Tuesday, February 16, 2010

Crews Relocate Pressurized Mating Adapter 3

The International Space Station and space shuttle Endeavour crews are continuing with robotics and hardware relocation activities while preparing for the third and final spacewalk of the STS-130 mission.

Mission Specialists Nicholas Patrick and Robert Behnken, together with Expedition 22 Commander Jeff Williams and Flight Engineer Soichi Noguchi, maneuvered the Pressurized Mating Adapter 3 from its location on the Harmony module to the open port on the end of Tranquility at 9:28 p.m. EST Tuesday.

Patrick and Behnken reviewed plans for the third and final planned spacewalk with Mission Specialist Stephen Robinson, the intravehicular officer, along with Endeavour Commander George Zamka, Pilot Terry Virts and station Flight Engineer T.J. Creamer.

The spacewalkers will hook up heater and data cables between the relocated adapter and Tranquility during a spacewalk scheduled to begin at 9:09 p.m. Patrick and Behnken will open the second of two ammonia loops to allow its coolant to flow through Tranquility and disconnect temporary power cables. They’ll remove insulation from the cupola’s seven windows and then release bolts that held the covers in place during launch, enabling astronauts to open the shutters from inside.

The newly installed Advanced Resistive Exercise Device got an early test run in Tranquility by Williams, and all seemed to go well. Experts on the ground continued to analyze results.

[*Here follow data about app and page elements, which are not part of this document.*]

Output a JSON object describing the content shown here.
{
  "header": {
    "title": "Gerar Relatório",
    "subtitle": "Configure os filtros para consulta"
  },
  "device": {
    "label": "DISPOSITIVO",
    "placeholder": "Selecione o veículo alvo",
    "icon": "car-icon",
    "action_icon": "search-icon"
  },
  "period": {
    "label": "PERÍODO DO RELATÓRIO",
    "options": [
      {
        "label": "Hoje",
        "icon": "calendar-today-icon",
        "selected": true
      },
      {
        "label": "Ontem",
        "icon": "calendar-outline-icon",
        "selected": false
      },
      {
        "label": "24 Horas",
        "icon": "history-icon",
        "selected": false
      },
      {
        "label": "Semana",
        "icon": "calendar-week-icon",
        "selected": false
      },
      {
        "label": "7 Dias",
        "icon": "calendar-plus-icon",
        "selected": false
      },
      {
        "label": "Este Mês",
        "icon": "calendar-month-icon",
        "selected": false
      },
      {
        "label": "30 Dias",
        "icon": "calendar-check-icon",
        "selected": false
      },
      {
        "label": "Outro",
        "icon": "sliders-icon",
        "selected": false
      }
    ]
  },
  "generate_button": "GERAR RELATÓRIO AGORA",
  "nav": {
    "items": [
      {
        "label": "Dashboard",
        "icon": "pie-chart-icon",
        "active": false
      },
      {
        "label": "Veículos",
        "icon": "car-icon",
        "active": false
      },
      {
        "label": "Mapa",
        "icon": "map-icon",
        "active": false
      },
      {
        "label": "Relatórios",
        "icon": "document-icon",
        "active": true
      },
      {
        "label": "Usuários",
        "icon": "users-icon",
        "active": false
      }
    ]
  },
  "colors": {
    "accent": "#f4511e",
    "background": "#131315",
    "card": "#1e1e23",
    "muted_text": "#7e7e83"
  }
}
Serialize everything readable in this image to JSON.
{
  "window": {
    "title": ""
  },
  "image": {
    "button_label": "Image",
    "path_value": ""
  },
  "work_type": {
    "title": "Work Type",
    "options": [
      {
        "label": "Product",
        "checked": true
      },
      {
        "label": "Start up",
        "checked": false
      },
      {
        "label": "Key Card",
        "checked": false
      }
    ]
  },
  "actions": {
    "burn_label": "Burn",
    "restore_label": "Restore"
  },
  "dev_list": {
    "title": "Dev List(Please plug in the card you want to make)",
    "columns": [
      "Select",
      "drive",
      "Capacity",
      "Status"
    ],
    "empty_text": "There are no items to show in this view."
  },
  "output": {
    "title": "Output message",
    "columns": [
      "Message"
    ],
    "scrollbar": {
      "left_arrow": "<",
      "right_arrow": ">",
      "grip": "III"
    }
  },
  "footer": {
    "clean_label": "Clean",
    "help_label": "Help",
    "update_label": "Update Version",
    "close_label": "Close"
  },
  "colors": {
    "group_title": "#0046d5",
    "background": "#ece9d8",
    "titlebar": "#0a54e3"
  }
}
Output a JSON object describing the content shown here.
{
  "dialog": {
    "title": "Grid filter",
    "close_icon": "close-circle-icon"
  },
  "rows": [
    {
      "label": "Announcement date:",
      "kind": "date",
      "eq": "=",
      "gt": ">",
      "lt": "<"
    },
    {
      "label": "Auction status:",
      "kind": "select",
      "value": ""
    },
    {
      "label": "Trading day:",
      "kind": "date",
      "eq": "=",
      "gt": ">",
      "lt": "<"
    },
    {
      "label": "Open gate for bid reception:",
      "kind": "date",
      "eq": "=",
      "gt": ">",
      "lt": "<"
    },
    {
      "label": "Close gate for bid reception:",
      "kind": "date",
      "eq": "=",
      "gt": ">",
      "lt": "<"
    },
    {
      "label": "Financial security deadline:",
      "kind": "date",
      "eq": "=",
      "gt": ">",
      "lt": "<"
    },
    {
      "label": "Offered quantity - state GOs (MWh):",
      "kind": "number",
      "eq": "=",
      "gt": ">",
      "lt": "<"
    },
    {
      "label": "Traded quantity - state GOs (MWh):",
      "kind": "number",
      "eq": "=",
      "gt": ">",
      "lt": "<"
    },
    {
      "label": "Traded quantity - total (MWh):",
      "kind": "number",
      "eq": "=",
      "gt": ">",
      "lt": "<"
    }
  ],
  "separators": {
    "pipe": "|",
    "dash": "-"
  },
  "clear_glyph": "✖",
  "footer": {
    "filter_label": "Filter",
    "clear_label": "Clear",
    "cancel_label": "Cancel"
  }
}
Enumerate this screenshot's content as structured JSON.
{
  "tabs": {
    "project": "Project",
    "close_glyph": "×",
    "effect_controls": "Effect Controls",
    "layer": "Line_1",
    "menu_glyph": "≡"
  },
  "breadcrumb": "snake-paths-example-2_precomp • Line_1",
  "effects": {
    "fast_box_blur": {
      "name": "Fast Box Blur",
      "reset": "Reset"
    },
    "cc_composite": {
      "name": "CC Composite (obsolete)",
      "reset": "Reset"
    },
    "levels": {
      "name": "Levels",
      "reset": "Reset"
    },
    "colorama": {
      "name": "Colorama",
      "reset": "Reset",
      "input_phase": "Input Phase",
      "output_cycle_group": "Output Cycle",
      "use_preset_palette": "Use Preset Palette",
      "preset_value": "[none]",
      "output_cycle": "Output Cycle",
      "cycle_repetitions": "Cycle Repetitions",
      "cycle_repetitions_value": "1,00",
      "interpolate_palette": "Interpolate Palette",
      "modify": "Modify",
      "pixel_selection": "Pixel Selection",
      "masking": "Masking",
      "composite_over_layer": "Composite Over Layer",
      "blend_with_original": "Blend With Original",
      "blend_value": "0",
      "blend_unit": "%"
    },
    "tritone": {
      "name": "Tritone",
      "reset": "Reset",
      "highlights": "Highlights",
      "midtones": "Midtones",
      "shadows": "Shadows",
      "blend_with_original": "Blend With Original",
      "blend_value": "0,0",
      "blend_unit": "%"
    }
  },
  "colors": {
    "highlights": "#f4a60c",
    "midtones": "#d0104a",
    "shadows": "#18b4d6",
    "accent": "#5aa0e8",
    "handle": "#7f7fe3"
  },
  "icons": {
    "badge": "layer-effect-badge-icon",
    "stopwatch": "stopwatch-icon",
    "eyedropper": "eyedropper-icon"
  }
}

The STS-130 mission includes three spacewalks and the delivery of a connecting module that will increase the station’s interior space. Node 3, known as Tranquility, will provide additional room for crew members and many of the station's life support and environmental control systems. Attached to the node is a cupola, which is a robotic control station with six windows around its sides and another in the center that will provide a panoramic view of Earth, celestial objects and visiting spacecraft. After the node and cupola are added, the space station will be about 90 percent complete.